From the first line to the last, print the data exactly as written.

(Entries from a dataset of interfaces)
****
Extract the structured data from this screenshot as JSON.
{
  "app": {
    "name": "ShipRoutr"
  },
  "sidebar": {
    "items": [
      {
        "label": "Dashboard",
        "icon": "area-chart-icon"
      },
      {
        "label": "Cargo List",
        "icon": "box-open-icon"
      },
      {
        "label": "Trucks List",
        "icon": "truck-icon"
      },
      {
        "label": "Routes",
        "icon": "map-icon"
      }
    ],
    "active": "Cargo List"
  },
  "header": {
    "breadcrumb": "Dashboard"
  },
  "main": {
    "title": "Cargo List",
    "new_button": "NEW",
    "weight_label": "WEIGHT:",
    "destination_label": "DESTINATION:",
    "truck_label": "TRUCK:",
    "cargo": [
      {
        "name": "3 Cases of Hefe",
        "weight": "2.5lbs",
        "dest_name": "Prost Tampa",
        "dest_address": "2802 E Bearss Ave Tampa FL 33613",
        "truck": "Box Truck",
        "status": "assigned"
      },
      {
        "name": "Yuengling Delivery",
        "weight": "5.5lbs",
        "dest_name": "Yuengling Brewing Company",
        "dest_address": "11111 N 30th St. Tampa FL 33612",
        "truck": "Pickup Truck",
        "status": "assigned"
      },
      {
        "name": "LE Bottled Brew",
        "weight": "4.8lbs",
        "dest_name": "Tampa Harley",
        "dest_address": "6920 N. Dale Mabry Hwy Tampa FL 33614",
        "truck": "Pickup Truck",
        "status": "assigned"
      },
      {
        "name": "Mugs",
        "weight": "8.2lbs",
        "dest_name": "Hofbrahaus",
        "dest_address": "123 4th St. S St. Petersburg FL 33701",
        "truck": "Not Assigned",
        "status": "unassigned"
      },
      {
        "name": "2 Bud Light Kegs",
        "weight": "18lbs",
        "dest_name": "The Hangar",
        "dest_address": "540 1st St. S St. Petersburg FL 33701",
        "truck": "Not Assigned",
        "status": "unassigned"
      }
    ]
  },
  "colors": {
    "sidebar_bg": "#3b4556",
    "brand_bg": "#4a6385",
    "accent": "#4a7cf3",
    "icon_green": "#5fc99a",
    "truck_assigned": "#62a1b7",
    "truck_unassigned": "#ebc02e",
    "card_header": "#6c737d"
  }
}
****
RESULT OF THIS TASK =>
Extract the structured data from this screenshot as JSON.
{
  "app": {
    "name": "ShipRoutr"
  },
  "sidebar": {
    "items": [
      {
        "label": "Dashboard",
        "icon": "area-chart-icon"
      },
      {
        "label": "Cargo List",
        "icon": "box-open-icon"
      },
      {
        "label": "Trucks List",
        "icon": "truck-icon"
      },
      {
        "label": "Routes",
        "icon": "map-icon"
      }
    ],
    "active": "Cargo List"
  },
  "header": {
    "breadcrumb": "Dashboard"
  },
  "main": {
    "title": "Cargo List",
    "new_button": "NEW",
    "weight_label": "WEIGHT:",
    "destination_label": "DESTINATION:",
    "truck_label": "TRUCK:",
    "cargo": [
      {
        "name": "3 Cases of Hefe",
        "weight": "2.5lbs",
        "dest_name": "Prost Tampa",
        "dest_address": "2802 E Bearss Ave Tampa FL 33613",
        "truck": "Box Truck",
        "status": "assigned"
      },
      {
        "name": "Yuengling Delivery",
        "weight": "5.5lbs",
        "dest_name": "Yuengling Brewing Company",
        "dest_address": "11111 N 30th St. Tampa FL 33612",
        "truck": "Pickup Truck",
        "status": "assigned"
      },
      {
        "name": "LE Bottled Brew",
        "weight": "4.8lbs",
        "dest_name": "Tampa Harley",
        "dest_address": "6920 N. Dale Mabry Hwy Tampa FL 33614",
        "truck": "Pickup Truck",
        "status": "assigned"
      },
      {
        "name": "Mugs",
        "weight": "8.2lbs",
        "dest_name": "Hofbrahaus",
        "dest_address": "123 4th St. S St. Petersburg FL 33701",
        "truck": "Not Assigned",
        "status": "unassigned"
      },
      {
        "name": "2 Bud Light Kegs",
        "weight": "18lbs",
        "dest_name": "The Hangar",
        "dest_address": "540 1st St. S St. Petersburg FL 33701",
        "truck": "Not Assigned",
        "status": "unassigned"
      }
    ]
  },
  "colors": {
    "sidebar_bg": "#3b4556",
    "brand_bg": "#4a6385",
    "accent": "#4a7cf3",
    "icon_green": "#5fc99a",
    "truck_assigned": "#62a1b7",
    "truck_unassigned": "#ebc02e",
    "card_header": "#6c737d"
  }
}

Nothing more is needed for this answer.